Vermont Sen. Bernie Sanders, left, introduced a three-bill drug pricing package last month. New Jersey Sen. Cory Booker is one of its original co-sponsors. (Tom Williams/CQ Roll Call file photo)

A bold stance on drug pricing will be a prerequisite for any candidate who wants to win the 2020 Democratic presidential nomination, but one challenge will be differentiating the contenders from each other.

The main distinction among candidates could be between those pushing bipartisan policies and those promoting more liberal ideas that currently stand little chance of enactment. But in most cases, the bills have a list of co-sponsors that could resemble a future primary debate stage.

Amy Klobuchar launches 2020 presidential campaign
Minnesota senator got national attention at hearings for Supreme Court Justice Brett Kavanaugh

Sen. Amy Klobuchar, D-Minn., launched her presidential campaign Sunday. She shown her at the confirmation hearing for William P. Barr, nominee to be Attorney General of the United States, on Tuesday. (Photo By Bill Clark/CQ Roll Call)

Minnesota Democratic Sen. Amy Klobuchar launched her presidential campaign Sunday amid reports of a toxic work environment in her Senate office.

Klobuchar did not address the reports that she would demean her staff, detailed by HuffPost and Buzzfeed, in her announcement speech. Her campaign has responded by telling the news outlets that the senator, recently elected to her third term, loves her staff. 

Is 2019 over yet? It kind of feels like 2020 already
At State of the Union, it felt like half the room was raring to take Trump on next year

Sen. Cory Booker, D-N.J., a presidential candidate, gives a thumbs-up to Rep. Billy Long, R-Mo., as senators arrive in the House chamber for President Donald Trump’s State of the Union Address on Tuesday. (Bill Clark/CQ Roll Call)

Is it 2020 yet? Sure feels like it. When President Donald Trump delivered his State of the Union, it only felt like half the room was raring to take him on next year (looking at you, Elizabeth Warren, Kamala Harris, Cory Booker, Bernie Sanders, Kirsten Gillibrand, Sherrod Brown, Tulsi Gabbard, Eric Swalwell …) And that’s not even counting other 2020 considerations, like how many claps the president might get from senators in potentially tough races like Democrat Gary Peters of Michigan. We look at the politics of what has basically become one big campaign pep rally in the latest Political Theater Podcast.

John D. Dingell, the longest-serving member of Congress, died Thursday at the age of 92. He was quite a guy. Niels Lesniewski and David Hawkings, now at The Firewall, did the obituary for Roll Call, which is awesome and details the Michigan Democrat’s power, influence and personality over a 60-year career in the House and time on Capitol Hill as a page and student. And then there is this photo from the Roll Call archives, which is just, I don’t know, it’s just …
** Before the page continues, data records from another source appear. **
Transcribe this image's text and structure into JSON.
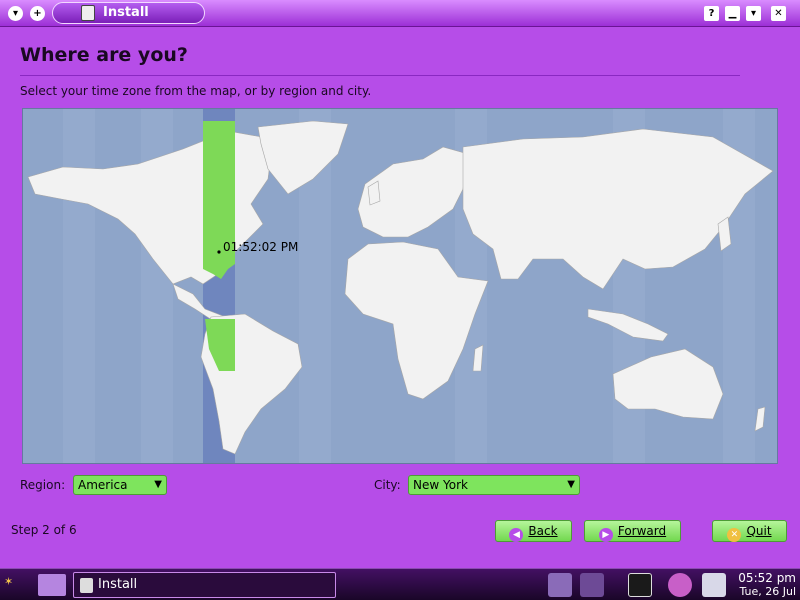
{
  "window": {
    "title": "Install"
  },
  "page": {
    "heading": "Where are you?",
    "subtitle": "Select your time zone from the map, or by region and city.",
    "map_time": "01:52:02 PM"
  },
  "region": {
    "label": "Region:",
    "value": "America"
  },
  "city": {
    "label": "City:",
    "value": "New York"
  },
  "footer": {
    "step": "Step 2 of 6",
    "back_label": "Back",
    "forward_label": "Forward",
    "quit_label": "Quit"
  },
  "taskbar": {
    "task_label": "Install",
    "clock_time": "05:52 pm",
    "clock_date": "Tue, 26 Jul"
  },
  "colors": {
    "window_bg": "#b64de8",
    "accent_green": "#7ee45d",
    "map_ocean": "#8ea5c9",
    "land": "#f2f2f2",
    "selected_zone": "#6f86be"
  }
}
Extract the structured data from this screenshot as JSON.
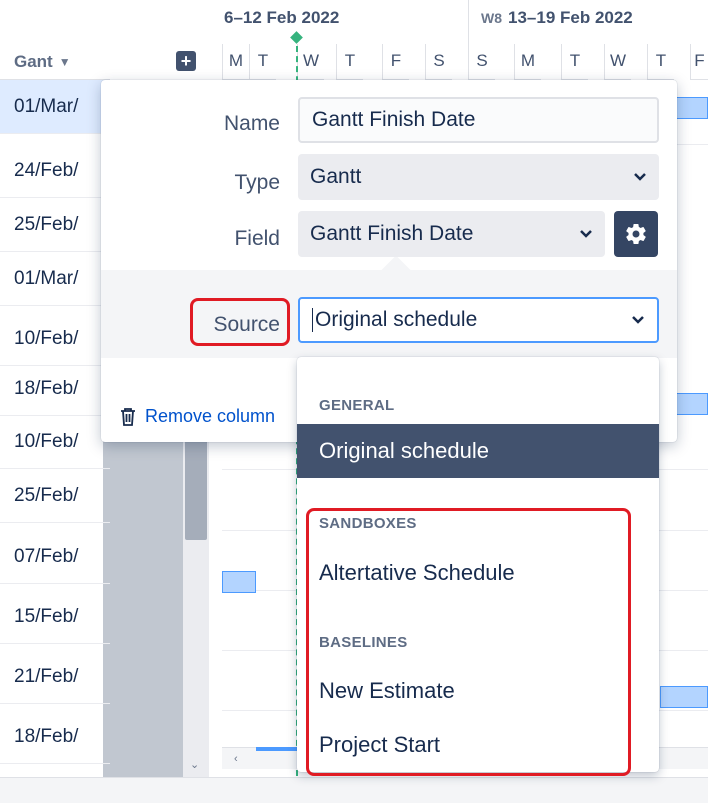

The lobbyists: Roll Call’s people to watch in 2019
Are they worried the new Congress will make war on K Street? Do they look worried?
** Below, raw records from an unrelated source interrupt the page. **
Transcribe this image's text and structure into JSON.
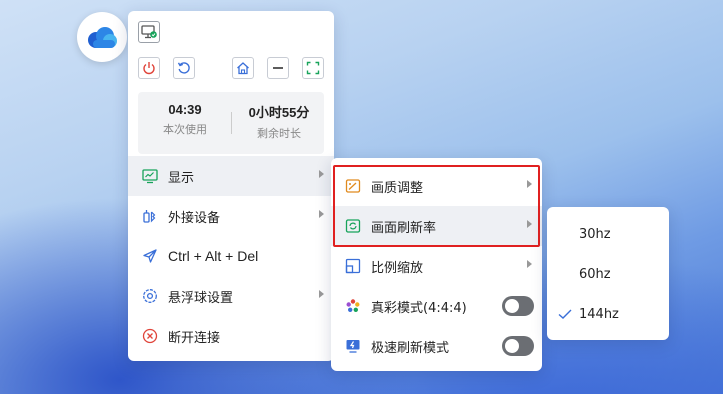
{
  "float_ball": {
    "icon": "cloud-logo-icon"
  },
  "toolbar": {
    "monitor_icon": "monitor-check-icon",
    "power_icon": "power-icon",
    "refresh_icon": "refresh-icon",
    "home_icon": "home-icon",
    "minimize_icon": "minimize-icon",
    "fullscreen_icon": "fullscreen-icon"
  },
  "session": {
    "used_value": "04:39",
    "used_label": "本次使用",
    "remaining_value": "0小时55分",
    "remaining_label": "剩余时长"
  },
  "main_menu": {
    "items": [
      {
        "label": "显示",
        "icon": "display-icon",
        "has_submenu": true
      },
      {
        "label": "外接设备",
        "icon": "external-device-icon",
        "has_submenu": true
      },
      {
        "label": "Ctrl + Alt + Del",
        "icon": "send-icon",
        "has_submenu": false
      },
      {
        "label": "悬浮球设置",
        "icon": "settings-gear-icon",
        "has_submenu": true
      },
      {
        "label": "断开连接",
        "icon": "disconnect-icon",
        "has_submenu": false
      }
    ]
  },
  "display_menu": {
    "items": [
      {
        "label": "画质调整",
        "icon": "image-quality-icon",
        "has_submenu": true
      },
      {
        "label": "画面刷新率",
        "icon": "refresh-rate-icon",
        "has_submenu": true
      },
      {
        "label": "比例缩放",
        "icon": "scale-icon",
        "has_submenu": true
      },
      {
        "label": "真彩模式(4:4:4)",
        "icon": "true-color-icon",
        "toggle": false
      },
      {
        "label": "极速刷新模式",
        "icon": "fast-refresh-icon",
        "toggle": false
      }
    ]
  },
  "refresh_rate_menu": {
    "options": [
      {
        "label": "30hz",
        "selected": false
      },
      {
        "label": "60hz",
        "selected": false
      },
      {
        "label": "144hz",
        "selected": true
      }
    ]
  },
  "colors": {
    "accent_green": "#17a35a",
    "power_red": "#e0443a",
    "highlight_red": "#e02020",
    "icon_blue": "#3a6fd8",
    "toggle_off": "#6b6e73"
  }
}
Michael Williams, a longtime banking and finance policy lobbyist, aims to bridge the divide between progressives and his clients. (Bill Clark/CQ Roll Call file photo)

President Donald Trump looms large on almost every important issue, but it won’t be all about him for some individuals on Roll Call’s list of People to Watch in 2019. 

The financial sector will be learning to survive a less business-friendly environment in the House, and a longtime Democratic lobbyist is well-positioned to lend a hand.